**What to produce**
From the listing below, copy each line that contains the word "structured".
### Records shown
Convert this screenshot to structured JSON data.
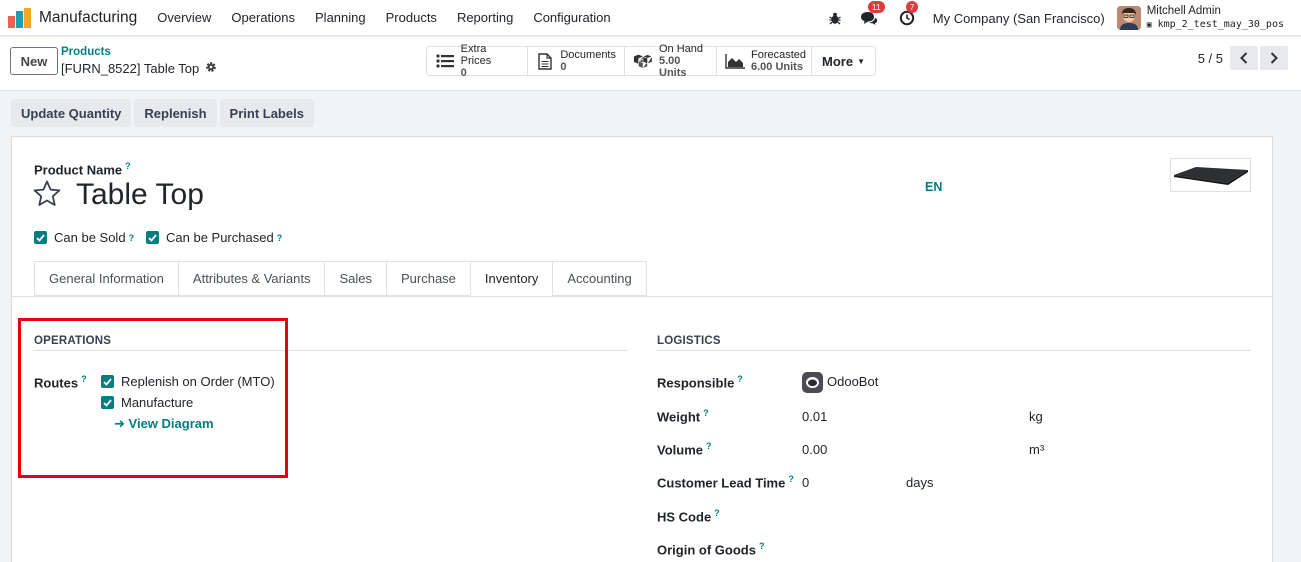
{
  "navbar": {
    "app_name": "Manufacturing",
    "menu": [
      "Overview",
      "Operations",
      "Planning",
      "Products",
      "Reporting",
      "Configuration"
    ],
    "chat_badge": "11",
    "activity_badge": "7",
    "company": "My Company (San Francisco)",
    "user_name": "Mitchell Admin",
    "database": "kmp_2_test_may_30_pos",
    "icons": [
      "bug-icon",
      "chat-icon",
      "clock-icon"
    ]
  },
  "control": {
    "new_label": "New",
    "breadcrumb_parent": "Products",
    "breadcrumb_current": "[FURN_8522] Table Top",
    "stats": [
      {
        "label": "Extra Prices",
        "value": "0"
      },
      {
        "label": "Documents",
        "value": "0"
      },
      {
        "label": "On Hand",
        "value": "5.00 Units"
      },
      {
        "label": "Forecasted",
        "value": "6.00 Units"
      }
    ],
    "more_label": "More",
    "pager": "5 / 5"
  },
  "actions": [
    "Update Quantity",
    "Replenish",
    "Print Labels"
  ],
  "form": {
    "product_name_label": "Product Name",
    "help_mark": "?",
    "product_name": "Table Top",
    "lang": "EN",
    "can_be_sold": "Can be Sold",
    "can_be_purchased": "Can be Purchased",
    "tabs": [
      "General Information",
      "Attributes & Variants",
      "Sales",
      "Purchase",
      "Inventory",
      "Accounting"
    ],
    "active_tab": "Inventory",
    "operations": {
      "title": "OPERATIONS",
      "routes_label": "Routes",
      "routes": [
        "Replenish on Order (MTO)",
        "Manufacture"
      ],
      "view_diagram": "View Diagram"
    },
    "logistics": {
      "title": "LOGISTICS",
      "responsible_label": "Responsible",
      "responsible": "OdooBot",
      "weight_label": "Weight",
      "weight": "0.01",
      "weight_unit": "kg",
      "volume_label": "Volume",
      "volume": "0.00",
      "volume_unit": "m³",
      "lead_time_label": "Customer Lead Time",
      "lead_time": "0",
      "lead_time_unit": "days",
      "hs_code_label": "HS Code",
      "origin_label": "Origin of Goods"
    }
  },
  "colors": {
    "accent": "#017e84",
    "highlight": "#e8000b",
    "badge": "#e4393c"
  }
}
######
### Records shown
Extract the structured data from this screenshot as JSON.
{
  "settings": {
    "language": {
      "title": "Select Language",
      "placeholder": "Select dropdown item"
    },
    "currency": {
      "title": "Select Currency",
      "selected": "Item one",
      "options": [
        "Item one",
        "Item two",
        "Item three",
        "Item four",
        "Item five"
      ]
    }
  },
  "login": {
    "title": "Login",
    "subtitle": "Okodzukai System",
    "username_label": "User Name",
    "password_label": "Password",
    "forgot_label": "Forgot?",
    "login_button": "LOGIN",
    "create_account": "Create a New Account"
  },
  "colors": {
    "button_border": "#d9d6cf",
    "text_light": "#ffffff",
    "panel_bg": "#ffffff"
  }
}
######
**Answer space**
Convert this screenshot to structured JSON data.
Extract the structured data from this screenshot as JSON.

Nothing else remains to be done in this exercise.